One last consideration: For a correct understanding of the current situation, it is very important to avoid drawing bold parallels between the BRICS and their opposition to the Western alliance, with the old bipolarism that placed the United States and its Western allies in confrontation with the Soviet camp. One of the distinctive features of the current situation is that the challengers of US hegemony maintain strong ties of economic interdependence with the United States and European countries, something that did not exist at all during the Cold War years.
Trade between the United States and China, for example, stood at around $700 billion in 2022, something unimaginable in the years of Soviet-US bipolarism. Beyond frequent rhetorical overtones, this commercial relationship conditions, at least in part, the attitudes and concrete policies of both countries, and by extension of both blocs. Yet, a trade war can trigger a conventional war, and the continued threats by the United States and NATO countries against China are a worrying proof of this.
If rationality prevails, commercial interdependence could promote negotiations to establish a safer international environment. This would largely depend upon the rationality of the main governmental actors. The weight of the military-industrial complex in the United States (and throughout the West) forces us to be pessimistic about it. The way the Ukrainian crisis is resolved will give us a key to predict what the more likely outcome could be. In any case, and beyond these eventualities: Welcome to multipolarity!
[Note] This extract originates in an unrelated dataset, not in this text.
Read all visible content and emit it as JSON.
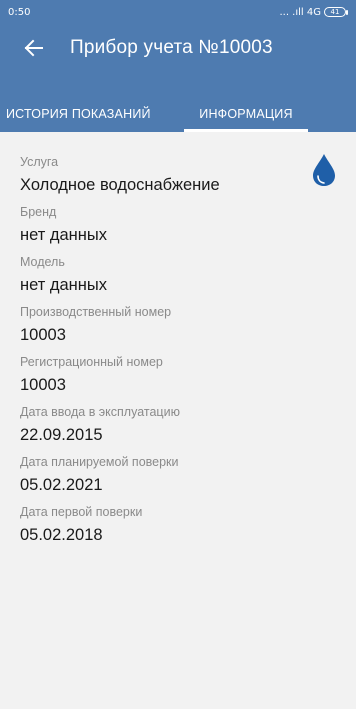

(1) Huntington's paper can be found in: Foreign Affairs, Mar/Apr 1999, Vol. 78, Issue 2. We noted the emergence of these trends toward a post-hegemonic world shortly after the collapse of the Soviet Union and the bipolar order and while established thinking in both U.S. and European academias sere busy singing the hymns of the "new American century." See our "Towards a Post-Hegemonic Age? The end of Pax Americana," in Security Dialogue, Vol. 25, No. 2, 1994.